© The Financial Times Ltd 2016 FT and 'Financial Times' are trademarks of The Financial Times Ltd.
July 19, 2013 6:47 pm
The Chelsea Physic Garden, nestled alongside the Thames on the Chelsea Embankment, is one of London’s best-kept horticultural secrets and my very favourite place to spend a leisurely afternoon. You enter it from Swan Walk, through a discreet iron gate in a high brick wall, half-hidden by foliage that spills over it exuberantly, as if escaping from the space inside. I always imagine myself going into the secret garden in Frances Hodgson Burnett’s children’s book of that name (one of my much-loved childhood reads). Once inside – just like in the book – the secret garden opens out gloriously in front of you. However often I go, I am always amazed that such a thriving botanical Eden can fit into such a comparatively small space.
This is a working garden, which was established in 1673 by the Society of Apothecaries, to grow and trial materia medica for pharmaceutical use, using specimens brought back from all over the world by individual travellers and the ships of the East India Company. Its plants are still largely laid out in beautifully kept study beds, neatly labelled and grouped by genus. Earnest visitors with notebooks pore over them, noting down the precise botanical name for a particularly striking item they hope to order later, to add to their own herbaceous border at home. Gardeners tend the plants discreetly, weeding, digging, watering and planting, apparently oblivious to those around them.
You can still see plants here that are more unusual and varied than anywhere else I know in London. Even my second favourite London location – the gardens of the Middle Temple further east along the Embankment – can’t compete. My personal favourites are the tree peonies but in February the garden boasts dozens of different species of snowdrop, the bell-like flower of each more pristinely white among its green leaves than the next. The trees in the garden are as special as the flowers – the ones I love best are the handkerchief tree (I’ve never learnt its Latin name) that overhangs the main lawn and the Tamerisk tree when it’s in full mauvish-purple bloom.

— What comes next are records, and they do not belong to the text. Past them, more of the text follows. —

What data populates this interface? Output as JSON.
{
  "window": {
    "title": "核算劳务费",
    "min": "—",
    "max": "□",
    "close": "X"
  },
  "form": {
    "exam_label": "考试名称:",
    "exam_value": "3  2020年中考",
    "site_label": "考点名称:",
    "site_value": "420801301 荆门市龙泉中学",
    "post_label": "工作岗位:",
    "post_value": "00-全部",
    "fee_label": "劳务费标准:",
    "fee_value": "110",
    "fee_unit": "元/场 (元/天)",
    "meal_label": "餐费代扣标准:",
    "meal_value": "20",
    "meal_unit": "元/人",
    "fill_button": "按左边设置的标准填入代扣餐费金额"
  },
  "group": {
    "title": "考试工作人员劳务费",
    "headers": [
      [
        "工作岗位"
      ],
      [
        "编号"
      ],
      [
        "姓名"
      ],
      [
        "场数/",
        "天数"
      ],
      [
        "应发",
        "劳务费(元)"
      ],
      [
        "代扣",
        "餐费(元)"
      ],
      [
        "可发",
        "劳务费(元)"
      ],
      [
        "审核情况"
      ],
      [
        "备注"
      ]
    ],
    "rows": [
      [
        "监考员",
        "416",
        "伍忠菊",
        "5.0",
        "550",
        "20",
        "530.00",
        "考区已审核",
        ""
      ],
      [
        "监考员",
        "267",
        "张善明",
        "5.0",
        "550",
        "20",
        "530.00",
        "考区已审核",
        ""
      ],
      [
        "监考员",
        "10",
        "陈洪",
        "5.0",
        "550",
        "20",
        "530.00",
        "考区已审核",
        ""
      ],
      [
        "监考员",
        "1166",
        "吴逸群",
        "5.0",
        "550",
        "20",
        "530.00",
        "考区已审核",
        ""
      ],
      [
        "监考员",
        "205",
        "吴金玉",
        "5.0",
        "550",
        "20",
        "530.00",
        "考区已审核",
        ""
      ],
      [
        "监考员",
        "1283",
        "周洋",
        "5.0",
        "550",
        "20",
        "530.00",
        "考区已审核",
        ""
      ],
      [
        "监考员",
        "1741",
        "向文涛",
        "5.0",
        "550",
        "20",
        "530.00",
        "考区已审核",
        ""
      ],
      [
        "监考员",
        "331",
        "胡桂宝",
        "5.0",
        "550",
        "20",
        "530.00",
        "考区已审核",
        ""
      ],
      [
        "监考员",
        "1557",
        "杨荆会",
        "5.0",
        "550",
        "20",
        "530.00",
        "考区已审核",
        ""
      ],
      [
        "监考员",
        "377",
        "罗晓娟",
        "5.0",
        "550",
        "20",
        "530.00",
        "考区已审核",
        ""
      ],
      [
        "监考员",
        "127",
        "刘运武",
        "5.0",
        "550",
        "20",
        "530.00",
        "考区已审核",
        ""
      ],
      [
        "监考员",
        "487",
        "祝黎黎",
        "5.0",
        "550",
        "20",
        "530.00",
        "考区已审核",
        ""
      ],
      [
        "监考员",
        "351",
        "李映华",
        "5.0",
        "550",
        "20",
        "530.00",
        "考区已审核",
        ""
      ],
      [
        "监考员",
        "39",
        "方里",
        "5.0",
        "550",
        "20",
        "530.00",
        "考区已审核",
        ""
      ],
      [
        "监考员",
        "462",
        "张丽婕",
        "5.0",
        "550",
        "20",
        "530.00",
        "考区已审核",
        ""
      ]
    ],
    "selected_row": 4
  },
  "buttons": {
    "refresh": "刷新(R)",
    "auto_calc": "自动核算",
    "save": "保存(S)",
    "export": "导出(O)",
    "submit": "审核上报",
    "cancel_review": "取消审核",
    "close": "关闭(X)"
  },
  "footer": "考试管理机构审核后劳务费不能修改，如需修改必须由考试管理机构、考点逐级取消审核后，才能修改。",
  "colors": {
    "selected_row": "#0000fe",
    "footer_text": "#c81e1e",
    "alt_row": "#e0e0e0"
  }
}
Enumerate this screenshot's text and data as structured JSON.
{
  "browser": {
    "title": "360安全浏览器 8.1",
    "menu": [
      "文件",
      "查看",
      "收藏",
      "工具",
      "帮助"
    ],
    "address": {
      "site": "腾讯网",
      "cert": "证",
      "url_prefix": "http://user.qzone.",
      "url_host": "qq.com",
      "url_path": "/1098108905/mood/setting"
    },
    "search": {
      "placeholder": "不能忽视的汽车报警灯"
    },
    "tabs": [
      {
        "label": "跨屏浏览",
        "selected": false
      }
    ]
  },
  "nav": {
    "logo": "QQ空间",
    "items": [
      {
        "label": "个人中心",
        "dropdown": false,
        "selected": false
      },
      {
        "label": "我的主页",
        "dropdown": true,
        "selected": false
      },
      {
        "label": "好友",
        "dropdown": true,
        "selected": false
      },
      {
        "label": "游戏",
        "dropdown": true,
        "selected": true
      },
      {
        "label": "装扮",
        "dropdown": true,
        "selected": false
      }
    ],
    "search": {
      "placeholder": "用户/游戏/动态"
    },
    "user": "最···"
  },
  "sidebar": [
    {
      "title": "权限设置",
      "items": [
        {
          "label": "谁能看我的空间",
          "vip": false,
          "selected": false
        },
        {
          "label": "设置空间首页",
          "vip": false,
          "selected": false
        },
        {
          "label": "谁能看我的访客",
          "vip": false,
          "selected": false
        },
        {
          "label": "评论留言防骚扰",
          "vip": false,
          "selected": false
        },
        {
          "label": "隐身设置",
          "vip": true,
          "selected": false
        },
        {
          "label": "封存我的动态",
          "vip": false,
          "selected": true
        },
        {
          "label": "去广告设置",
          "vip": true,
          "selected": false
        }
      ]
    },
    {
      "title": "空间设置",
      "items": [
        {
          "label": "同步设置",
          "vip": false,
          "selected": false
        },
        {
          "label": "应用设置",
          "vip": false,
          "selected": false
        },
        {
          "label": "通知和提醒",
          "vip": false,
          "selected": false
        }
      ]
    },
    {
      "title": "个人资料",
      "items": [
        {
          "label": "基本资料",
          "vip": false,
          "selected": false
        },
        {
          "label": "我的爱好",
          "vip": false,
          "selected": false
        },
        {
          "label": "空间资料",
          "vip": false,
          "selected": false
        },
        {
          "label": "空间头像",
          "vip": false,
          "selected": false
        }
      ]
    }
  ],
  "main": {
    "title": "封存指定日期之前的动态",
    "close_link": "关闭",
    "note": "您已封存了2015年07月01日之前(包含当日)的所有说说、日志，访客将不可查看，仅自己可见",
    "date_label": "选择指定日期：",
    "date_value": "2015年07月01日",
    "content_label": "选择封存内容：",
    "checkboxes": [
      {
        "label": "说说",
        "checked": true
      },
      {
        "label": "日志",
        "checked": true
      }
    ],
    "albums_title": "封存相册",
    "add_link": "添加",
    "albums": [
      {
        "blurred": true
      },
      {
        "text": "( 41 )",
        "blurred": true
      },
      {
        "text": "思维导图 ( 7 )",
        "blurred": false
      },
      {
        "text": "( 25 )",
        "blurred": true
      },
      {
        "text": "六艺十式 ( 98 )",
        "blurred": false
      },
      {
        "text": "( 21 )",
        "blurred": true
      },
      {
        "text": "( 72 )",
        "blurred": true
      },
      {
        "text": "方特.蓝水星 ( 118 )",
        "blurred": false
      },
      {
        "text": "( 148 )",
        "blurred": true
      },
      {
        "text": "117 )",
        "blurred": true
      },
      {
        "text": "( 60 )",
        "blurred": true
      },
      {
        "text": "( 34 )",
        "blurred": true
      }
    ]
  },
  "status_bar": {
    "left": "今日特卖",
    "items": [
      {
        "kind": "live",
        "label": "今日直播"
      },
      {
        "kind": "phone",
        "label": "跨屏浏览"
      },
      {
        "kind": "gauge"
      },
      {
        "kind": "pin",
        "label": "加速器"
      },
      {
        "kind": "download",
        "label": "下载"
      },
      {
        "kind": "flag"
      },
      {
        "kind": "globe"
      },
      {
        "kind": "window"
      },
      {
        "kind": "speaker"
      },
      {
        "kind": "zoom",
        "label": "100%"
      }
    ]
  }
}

At the end of the gravel walk that takes you into the heart of the garden, perched above a pool and a rock garden, stands a life-size stone statue of Sir Hans Sloane, somewhat battered by the elements over the years. It is, in fact, a replica of the original, which is better protected from the weather at the British Museum. In 1712 Sloane – a physician and collector of plants and curiosities – bought the freehold of the Chelsea Physic Garden and leased it back to them in perpetuity for £5 per annum. Delightfully, this is still the sum the garden pays to the Cadogan Estate today, for this prime site in the heart of Chelsea. In return the garden was to provide Sloane with 50 new plant specimens annually – with no repeats. A pretty tall order, even with the garden’s access to shiploads of exotic new specimens from abroad. I wonder if they still have to provide them today.
The garden’s stately greenhouses contain a profusion of plants that need to be sheltered from even the temperate microclimate of the garden – yes, that’s another reason for coming. On a slightly chilly spring day it will be warmer in the Chelsea Physic Garden.
But, of course, for me the greatest attraction of the Chelsea Physic Garden is that it is at once a delightful retreat from urban life, and a piece of the very history I study. To go through that gate in the wall is to be back with the sights and smells at the beginning of the modern world – the coming together of exploration, discovery and the new medical and botanical sciences in the late 17th century.
I confess that the final thing that draws me time and again to the Chelsea Physic Garden is the Tangerine Dream café, nestled alongside the 17th-century red-brick curator’s house, with its covering of climbing roses. Tangerine Dream serves the most delectable cakes you’ll ever taste, in a style entirely in keeping with the garden’s old world charm. Its serious food is terrific too but I’m rather sold on the cakes. Give me a lemon drizzle cake with luscious icing, a lavender scone or a piece of chocolate cake topped with caramelised violets or rose-petals, and I’m happy.
Lisa Jardine is presenting ‘The Seven Ages of Science’ on BBC Radio 4 starting on August 6 at 9pm. For more in our editorial series on London & The World please visit www.ft.com/reports/london-world-2013
Copyright The Financial Times Limited 2016. You may share using our article tools.
Please don't cut articles from FT.com and redistribute by email or post to the web.